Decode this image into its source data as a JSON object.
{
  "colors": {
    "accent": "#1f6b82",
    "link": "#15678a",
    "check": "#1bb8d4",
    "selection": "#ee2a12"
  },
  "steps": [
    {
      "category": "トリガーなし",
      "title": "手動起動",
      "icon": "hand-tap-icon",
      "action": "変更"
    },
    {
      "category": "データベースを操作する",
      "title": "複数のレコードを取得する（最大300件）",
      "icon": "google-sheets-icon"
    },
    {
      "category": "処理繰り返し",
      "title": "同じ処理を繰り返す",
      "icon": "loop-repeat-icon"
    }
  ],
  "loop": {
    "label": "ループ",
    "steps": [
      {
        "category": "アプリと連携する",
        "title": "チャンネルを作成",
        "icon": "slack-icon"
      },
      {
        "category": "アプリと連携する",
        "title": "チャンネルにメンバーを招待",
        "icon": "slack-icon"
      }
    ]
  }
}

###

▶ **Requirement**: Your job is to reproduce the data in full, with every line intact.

▶ **Response to the exercise**:
Decode this image into its source data as a JSON object.
{
  "colors": {
    "accent": "#1f6b82",
    "link": "#15678a",
    "check": "#1bb8d4",
    "selection": "#ee2a12"
  },
  "steps": [
    {
      "category": "トリガーなし",
      "title": "手動起動",
      "icon": "hand-tap-icon",
      "action": "変更"
    },
    {
      "category": "データベースを操作する",
      "title": "複数のレコードを取得する（最大300件）",
      "icon": "google-sheets-icon"
    },
    {
      "category": "処理繰り返し",
      "title": "同じ処理を繰り返す",
      "icon": "loop-repeat-icon"
    }
  ],
  "loop": {
    "label": "ループ",
    "steps": [
      {
        "category": "アプリと連携する",
        "title": "チャンネルを作成",
        "icon": "slack-icon"
      },
      {
        "category": "アプリと連携する",
        "title": "チャンネルにメンバーを招待",
        "icon": "slack-icon"
      }
    ]
  }
}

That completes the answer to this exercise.